** Opening Dataset block **
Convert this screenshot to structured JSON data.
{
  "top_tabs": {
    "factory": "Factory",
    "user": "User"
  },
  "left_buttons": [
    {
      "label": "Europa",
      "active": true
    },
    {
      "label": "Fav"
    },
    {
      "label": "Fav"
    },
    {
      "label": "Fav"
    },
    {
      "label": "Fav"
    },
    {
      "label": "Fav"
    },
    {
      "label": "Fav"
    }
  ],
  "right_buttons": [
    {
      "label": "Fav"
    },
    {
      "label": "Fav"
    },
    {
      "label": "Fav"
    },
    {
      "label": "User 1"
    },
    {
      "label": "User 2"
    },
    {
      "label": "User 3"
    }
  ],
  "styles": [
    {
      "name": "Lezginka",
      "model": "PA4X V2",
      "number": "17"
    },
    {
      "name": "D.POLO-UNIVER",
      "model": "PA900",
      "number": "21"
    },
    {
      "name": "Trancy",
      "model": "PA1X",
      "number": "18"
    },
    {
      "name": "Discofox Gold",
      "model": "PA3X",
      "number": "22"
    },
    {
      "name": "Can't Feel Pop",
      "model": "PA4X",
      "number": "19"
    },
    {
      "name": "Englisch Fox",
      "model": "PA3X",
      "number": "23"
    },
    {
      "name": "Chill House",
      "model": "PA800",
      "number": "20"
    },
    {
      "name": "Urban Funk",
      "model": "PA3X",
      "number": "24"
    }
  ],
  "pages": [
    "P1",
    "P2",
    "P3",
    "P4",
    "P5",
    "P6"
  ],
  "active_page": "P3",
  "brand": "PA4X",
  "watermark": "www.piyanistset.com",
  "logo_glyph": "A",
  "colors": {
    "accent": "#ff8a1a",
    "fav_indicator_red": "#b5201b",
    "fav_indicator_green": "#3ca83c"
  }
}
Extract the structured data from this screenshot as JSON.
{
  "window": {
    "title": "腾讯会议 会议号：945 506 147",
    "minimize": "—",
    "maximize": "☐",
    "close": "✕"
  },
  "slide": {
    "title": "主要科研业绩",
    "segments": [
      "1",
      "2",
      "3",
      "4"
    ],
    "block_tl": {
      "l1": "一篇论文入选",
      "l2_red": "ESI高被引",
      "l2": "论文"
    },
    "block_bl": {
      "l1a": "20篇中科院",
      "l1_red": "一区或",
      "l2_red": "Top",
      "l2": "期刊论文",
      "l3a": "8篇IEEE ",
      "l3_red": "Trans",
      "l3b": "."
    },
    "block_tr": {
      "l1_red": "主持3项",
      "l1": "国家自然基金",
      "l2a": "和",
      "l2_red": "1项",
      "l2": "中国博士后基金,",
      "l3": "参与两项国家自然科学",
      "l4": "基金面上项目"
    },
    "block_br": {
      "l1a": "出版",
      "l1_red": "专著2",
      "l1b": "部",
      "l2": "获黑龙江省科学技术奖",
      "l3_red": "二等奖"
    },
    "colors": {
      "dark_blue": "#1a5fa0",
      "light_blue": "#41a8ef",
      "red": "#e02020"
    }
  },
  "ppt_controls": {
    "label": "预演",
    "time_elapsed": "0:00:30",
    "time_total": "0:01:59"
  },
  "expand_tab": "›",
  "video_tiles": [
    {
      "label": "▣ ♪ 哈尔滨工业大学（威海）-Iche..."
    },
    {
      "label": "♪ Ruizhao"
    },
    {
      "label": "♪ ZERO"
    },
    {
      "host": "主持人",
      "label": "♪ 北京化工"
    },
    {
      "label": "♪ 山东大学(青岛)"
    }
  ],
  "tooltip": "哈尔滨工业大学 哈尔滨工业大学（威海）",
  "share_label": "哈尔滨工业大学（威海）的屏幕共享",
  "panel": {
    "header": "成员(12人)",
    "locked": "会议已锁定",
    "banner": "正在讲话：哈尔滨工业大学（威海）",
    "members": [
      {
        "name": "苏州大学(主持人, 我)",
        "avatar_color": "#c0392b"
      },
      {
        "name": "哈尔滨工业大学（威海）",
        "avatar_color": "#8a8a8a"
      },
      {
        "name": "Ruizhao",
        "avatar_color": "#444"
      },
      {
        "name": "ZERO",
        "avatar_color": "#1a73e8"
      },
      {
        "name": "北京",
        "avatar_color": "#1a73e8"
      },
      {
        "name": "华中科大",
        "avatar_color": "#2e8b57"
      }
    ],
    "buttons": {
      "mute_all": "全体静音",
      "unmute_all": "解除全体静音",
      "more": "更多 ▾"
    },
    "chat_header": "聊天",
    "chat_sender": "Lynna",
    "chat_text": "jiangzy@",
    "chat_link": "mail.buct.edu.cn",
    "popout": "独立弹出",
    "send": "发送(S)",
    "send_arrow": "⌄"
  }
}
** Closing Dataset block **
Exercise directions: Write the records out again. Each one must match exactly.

Written response:
Convert this screenshot to structured JSON data.
{
  "top_tabs": {
    "factory": "Factory",
    "user": "User"
  },
  "left_buttons": [
    {
      "label": "Europa",
      "active": true
    },
    {
      "label": "Fav"
    },
    {
      "label": "Fav"
    },
    {
      "label": "Fav"
    },
    {
      "label": "Fav"
    },
    {
      "label": "Fav"
    },
    {
      "label": "Fav"
    }
  ],
  "right_buttons": [
    {
      "label": "Fav"
    },
    {
      "label": "Fav"
    },
    {
      "label": "Fav"
    },
    {
      "label": "User 1"
    },
    {
      "label": "User 2"
    },
    {
      "label": "User 3"
    }
  ],
  "styles": [
    {
      "name": "Lezginka",
      "model": "PA4X V2",
      "number": "17"
    },
    {
      "name": "D.POLO-UNIVER",
      "model": "PA900",
      "number": "21"
    },
    {
      "name": "Trancy",
      "model": "PA1X",
      "number": "18"
    },
    {
      "name": "Discofox Gold",
      "model": "PA3X",
      "number": "22"
    },
    {
      "name": "Can't Feel Pop",
      "model": "PA4X",
      "number": "19"
    },
    {
      "name": "Englisch Fox",
      "model": "PA3X",
      "number": "23"
    },
    {
      "name": "Chill House",
      "model": "PA800",
      "number": "20"
    },
    {
      "name": "Urban Funk",
      "model": "PA3X",
      "number": "24"
    }
  ],
  "pages": [
    "P1",
    "P2",
    "P3",
    "P4",
    "P5",
    "P6"
  ],
  "active_page": "P3",
  "brand": "PA4X",
  "watermark": "www.piyanistset.com",
  "logo_glyph": "A",
  "colors": {
    "accent": "#ff8a1a",
    "fav_indicator_red": "#b5201b",
    "fav_indicator_green": "#3ca83c"
  }
}
Extract the structured data from this screenshot as JSON.
{
  "window": {
    "title": "腾讯会议 会议号：945 506 147",
    "minimize": "—",
    "maximize": "☐",
    "close": "✕"
  },
  "slide": {
    "title": "主要科研业绩",
    "segments": [
      "1",
      "2",
      "3",
      "4"
    ],
    "block_tl": {
      "l1": "一篇论文入选",
      "l2_red": "ESI高被引",
      "l2": "论文"
    },
    "block_bl": {
      "l1a": "20篇中科院",
      "l1_red": "一区或",
      "l2_red": "Top",
      "l2": "期刊论文",
      "l3a": "8篇IEEE ",
      "l3_red": "Trans",
      "l3b": "."
    },
    "block_tr": {
      "l1_red": "主持3项",
      "l1": "国家自然基金",
      "l2a": "和",
      "l2_red": "1项",
      "l2": "中国博士后基金,",
      "l3": "参与两项国家自然科学",
      "l4": "基金面上项目"
    },
    "block_br": {
      "l1a": "出版",
      "l1_red": "专著2",
      "l1b": "部",
      "l2": "获黑龙江省科学技术奖",
      "l3_red": "二等奖"
    },
    "colors": {
      "dark_blue": "#1a5fa0",
      "light_blue": "#41a8ef",
      "red": "#e02020"
    }
  },
  "ppt_controls": {
    "label": "预演",
    "time_elapsed": "0:00:30",
    "time_total": "0:01:59"
  },
  "expand_tab": "›",
  "video_tiles": [
    {
      "label": "▣ ♪ 哈尔滨工业大学（威海）-Iche..."
    },
    {
      "label": "♪ Ruizhao"
    },
    {
      "label": "♪ ZERO"
    },
    {
      "host": "主持人",
      "label": "♪ 北京化工"
    },
    {
      "label": "♪ 山东大学(青岛)"
    }
  ],
  "tooltip": "哈尔滨工业大学 哈尔滨工业大学（威海）",
  "share_label": "哈尔滨工业大学（威海）的屏幕共享",
  "panel": {
    "header": "成员(12人)",
    "locked": "会议已锁定",
    "banner": "正在讲话：哈尔滨工业大学（威海）",
    "members": [
      {
        "name": "苏州大学(主持人, 我)",
        "avatar_color": "#c0392b"
      },
      {
        "name": "哈尔滨工业大学（威海）",
        "avatar_color": "#8a8a8a"
      },
      {
        "name": "Ruizhao",
        "avatar_color": "#444"
      },
      {
        "name": "ZERO",
        "avatar_color": "#1a73e8"
      },
      {
        "name": "北京",
        "avatar_color": "#1a73e8"
      },
      {
        "name": "华中科大",
        "avatar_color": "#2e8b57"
      }
    ],
    "buttons": {
      "mute_all": "全体静音",
      "unmute_all": "解除全体静音",
      "more": "更多 ▾"
    },
    "chat_header": "聊天",
    "chat_sender": "Lynna",
    "chat_text": "jiangzy@",
    "chat_link": "mail.buct.edu.cn",
    "popout": "独立弹出",
    "send": "发送(S)",
    "send_arrow": "⌄"
  }
}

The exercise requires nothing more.